ENVIRONMENT: Last year, we made $4.2 million in direct donations to nonprofits. We’ve facilitated over 3 million hours of volunteer work on public lands. And that’s not just picking up garbage. That’s swinging a Pulaski and an ax and building trails.

Community Impact Awards to Honor Harriet Bullitt

Community Impact Awards to Honor Harriet Bullitt

Celebrating a lifetime of giving back to the arts and the environment.

Philanthropist Harriet Bullitt will receive the Lifetime Achievement honor at this year's Community Impact Awards presented by Seattle Business magazine on October 26 at the Museum of History & Industry. 

A longtime supporter of the arts and environmental conservation in the Pacific Northwest, Bullitt has created a legacy of achievements throughout the state of Washington. In 1989, she and her sister, the late Priscilla “Patsy” Bullitt Collins, inherited ownership of King Broadcasting Company, which their mother Dorothy Bullitt had founded in the 1940s. Harriet founded Pacific Search magazine in 1966; it later became Pacific Northwest magazine and was folded into Seattle magazine in 1994. Her family foundation’s Bullitt Center in Seattle is designed to be the “greenest” building in the world. The Snowy Owl Theater, a performance center near Leavenworth, is the centerpiece of the Sleeping Lady Mountain Resort, a retreat created by Bullitt in 1995 from an old Catholic Youth Organization summer camp.

Bullitt also founded the Icicle Fund, a charitable foundation supporting the arts and environmental protection in the upper Wenatchee Valley. And she has served on many boards, including those of the Pacific Science Center, The Nature Conservancy, Reed College and the National Audubon Society. She is vice chair of the Bullitt Foundation board of trustees.

She will join 19 other organizations and individuals being honored for the measurable impacts they have on their communities. This year's Community Impact Awards finalists are Amazon.com, Bellevue College/Year Up, Columbia Bank, Evrnu, FareStart, Glassybaby, Itek Energy, Kinzer Partners, McKinstry, Millionair Club, Optimum Energy, Rice Fergus Miller, Savers/Vallue Village, Skanska USA, Sleep Train, Sleeping Lady Mountain Resort, Theo Chocolate, Tree Top Inc. and Wellspring Family Services.

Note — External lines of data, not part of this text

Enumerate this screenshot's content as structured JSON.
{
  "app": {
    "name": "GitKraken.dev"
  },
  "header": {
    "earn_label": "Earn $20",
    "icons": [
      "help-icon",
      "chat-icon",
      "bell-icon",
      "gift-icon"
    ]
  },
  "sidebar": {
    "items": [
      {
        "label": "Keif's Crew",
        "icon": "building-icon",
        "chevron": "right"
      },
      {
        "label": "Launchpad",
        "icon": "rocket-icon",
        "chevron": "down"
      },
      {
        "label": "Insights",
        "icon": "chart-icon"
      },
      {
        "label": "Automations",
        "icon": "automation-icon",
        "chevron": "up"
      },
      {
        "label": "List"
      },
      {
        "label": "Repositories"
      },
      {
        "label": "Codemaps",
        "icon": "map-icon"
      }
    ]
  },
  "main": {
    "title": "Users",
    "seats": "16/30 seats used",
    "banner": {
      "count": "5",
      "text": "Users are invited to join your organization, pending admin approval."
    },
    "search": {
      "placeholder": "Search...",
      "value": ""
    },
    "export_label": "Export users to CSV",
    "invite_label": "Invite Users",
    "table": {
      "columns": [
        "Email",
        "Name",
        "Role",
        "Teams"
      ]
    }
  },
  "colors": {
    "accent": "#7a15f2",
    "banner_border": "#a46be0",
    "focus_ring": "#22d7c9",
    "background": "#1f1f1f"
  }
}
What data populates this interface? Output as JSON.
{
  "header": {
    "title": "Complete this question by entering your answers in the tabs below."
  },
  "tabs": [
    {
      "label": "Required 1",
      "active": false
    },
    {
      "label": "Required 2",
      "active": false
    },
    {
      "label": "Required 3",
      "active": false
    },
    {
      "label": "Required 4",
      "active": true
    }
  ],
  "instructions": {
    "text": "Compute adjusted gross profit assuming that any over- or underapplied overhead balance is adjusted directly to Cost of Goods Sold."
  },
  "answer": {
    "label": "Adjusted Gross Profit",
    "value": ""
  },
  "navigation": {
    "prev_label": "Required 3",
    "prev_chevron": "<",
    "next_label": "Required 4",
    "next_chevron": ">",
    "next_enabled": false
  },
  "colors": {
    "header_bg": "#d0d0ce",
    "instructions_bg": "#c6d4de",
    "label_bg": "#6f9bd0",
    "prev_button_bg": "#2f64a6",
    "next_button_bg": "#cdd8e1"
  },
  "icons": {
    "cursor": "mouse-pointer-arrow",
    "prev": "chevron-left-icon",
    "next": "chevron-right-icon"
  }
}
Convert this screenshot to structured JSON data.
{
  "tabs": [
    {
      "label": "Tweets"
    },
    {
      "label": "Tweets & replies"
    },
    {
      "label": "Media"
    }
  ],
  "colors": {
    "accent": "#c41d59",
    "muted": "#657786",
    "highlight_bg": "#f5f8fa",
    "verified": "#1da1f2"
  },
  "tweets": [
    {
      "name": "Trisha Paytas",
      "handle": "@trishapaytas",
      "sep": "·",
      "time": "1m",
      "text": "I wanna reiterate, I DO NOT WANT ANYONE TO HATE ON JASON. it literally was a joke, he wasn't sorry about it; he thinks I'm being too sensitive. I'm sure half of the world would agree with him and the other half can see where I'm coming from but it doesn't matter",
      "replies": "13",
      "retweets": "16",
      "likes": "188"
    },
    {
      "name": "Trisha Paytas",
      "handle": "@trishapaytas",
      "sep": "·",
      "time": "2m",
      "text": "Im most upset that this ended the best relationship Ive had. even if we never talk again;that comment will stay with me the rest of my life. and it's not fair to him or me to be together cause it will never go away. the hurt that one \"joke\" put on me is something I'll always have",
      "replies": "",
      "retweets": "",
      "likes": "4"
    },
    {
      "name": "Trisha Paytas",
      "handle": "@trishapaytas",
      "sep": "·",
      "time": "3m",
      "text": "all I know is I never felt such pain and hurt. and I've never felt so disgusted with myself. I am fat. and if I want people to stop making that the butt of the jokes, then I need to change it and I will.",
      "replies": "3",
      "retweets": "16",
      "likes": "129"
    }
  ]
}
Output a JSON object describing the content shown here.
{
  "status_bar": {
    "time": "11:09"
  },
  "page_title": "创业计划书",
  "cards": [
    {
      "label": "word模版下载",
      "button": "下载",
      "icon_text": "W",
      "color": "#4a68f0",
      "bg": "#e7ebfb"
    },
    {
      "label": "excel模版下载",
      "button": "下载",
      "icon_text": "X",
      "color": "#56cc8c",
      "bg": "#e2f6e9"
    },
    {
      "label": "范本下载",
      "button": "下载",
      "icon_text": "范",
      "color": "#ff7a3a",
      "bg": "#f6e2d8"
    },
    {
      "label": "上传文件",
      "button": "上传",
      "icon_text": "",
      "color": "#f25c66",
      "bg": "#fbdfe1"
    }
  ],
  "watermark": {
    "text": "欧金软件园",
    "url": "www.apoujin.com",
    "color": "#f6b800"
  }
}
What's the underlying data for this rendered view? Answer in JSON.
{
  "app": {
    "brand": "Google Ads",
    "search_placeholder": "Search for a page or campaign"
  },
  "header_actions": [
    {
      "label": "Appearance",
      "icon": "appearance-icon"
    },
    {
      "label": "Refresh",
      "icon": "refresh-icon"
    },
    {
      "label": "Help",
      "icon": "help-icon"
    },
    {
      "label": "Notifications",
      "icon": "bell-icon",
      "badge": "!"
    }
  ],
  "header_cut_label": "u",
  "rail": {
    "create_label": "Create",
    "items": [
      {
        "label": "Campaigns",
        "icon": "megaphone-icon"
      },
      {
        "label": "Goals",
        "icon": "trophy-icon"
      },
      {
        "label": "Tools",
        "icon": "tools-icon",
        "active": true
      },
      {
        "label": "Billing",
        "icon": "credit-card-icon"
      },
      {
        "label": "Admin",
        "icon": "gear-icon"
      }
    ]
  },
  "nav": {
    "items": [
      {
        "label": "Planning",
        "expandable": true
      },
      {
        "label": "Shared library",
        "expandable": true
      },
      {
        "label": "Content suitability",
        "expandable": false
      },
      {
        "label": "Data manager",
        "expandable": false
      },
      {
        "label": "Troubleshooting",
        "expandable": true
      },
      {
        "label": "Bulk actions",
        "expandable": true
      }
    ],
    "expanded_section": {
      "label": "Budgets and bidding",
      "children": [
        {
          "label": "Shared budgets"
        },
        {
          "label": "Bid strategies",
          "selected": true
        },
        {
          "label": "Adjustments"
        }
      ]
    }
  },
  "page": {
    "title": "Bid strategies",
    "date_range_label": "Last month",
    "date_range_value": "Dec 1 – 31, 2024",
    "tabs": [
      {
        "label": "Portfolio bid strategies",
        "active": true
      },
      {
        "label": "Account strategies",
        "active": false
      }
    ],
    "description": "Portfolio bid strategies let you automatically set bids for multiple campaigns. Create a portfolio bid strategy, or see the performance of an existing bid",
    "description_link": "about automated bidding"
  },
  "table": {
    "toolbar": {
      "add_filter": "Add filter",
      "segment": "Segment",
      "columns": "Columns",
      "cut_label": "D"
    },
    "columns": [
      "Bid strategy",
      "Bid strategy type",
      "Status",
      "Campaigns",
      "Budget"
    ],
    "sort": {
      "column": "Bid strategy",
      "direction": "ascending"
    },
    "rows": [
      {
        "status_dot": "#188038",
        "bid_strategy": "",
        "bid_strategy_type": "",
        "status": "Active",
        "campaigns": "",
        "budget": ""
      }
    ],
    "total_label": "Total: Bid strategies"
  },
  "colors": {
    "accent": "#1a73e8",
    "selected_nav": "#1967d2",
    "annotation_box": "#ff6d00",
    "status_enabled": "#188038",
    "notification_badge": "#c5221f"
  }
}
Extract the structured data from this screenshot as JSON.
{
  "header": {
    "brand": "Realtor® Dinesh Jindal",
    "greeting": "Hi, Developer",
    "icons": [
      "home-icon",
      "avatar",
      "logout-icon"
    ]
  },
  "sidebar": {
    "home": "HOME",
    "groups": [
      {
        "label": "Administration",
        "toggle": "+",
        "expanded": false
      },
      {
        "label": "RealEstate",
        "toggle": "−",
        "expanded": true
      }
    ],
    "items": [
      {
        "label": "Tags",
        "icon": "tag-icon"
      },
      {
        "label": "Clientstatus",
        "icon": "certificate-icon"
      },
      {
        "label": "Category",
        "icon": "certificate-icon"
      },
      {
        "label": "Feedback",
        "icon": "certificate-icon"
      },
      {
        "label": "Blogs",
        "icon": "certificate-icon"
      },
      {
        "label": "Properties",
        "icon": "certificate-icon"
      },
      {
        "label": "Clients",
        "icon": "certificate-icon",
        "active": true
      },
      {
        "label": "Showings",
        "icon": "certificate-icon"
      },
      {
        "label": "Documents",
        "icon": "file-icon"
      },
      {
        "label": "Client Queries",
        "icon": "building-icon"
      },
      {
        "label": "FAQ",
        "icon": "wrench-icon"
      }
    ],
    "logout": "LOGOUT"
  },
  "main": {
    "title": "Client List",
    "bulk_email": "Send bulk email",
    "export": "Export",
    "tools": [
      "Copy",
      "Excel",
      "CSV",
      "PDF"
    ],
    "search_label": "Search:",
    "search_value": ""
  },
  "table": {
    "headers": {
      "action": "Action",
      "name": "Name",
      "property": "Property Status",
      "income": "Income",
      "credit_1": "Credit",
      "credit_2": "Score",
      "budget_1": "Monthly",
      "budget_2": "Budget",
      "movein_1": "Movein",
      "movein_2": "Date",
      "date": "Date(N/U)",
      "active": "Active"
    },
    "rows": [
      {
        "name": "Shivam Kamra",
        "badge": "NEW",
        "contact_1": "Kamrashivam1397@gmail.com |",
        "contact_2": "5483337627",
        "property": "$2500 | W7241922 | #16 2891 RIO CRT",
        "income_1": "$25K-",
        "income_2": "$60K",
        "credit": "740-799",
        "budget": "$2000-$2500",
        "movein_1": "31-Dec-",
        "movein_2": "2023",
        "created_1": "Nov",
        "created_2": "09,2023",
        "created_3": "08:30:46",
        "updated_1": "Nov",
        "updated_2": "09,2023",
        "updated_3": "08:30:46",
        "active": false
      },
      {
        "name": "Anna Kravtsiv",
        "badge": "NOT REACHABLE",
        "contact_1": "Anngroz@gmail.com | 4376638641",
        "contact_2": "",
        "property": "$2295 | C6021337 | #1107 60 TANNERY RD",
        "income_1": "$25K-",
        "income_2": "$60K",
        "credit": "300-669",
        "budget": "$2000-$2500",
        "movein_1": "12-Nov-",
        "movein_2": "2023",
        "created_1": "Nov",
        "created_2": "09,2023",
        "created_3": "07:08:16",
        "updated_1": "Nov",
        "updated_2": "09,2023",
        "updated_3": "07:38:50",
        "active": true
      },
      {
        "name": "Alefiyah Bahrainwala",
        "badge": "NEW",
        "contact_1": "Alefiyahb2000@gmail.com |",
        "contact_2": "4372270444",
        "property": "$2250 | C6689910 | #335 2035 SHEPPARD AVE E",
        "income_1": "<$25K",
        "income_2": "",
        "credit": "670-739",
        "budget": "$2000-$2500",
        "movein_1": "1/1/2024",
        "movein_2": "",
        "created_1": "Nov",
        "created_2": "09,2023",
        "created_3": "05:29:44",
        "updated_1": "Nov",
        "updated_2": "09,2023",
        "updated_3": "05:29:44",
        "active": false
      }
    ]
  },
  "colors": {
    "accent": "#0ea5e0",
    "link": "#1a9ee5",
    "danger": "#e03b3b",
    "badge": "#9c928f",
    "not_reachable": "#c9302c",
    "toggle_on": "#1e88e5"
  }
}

Tickets are on sale for the Community Impact Awards Gala at MOHAI. For more information, contact Miranda Scheitzach at miranda.scheitzach@tigeroak.com.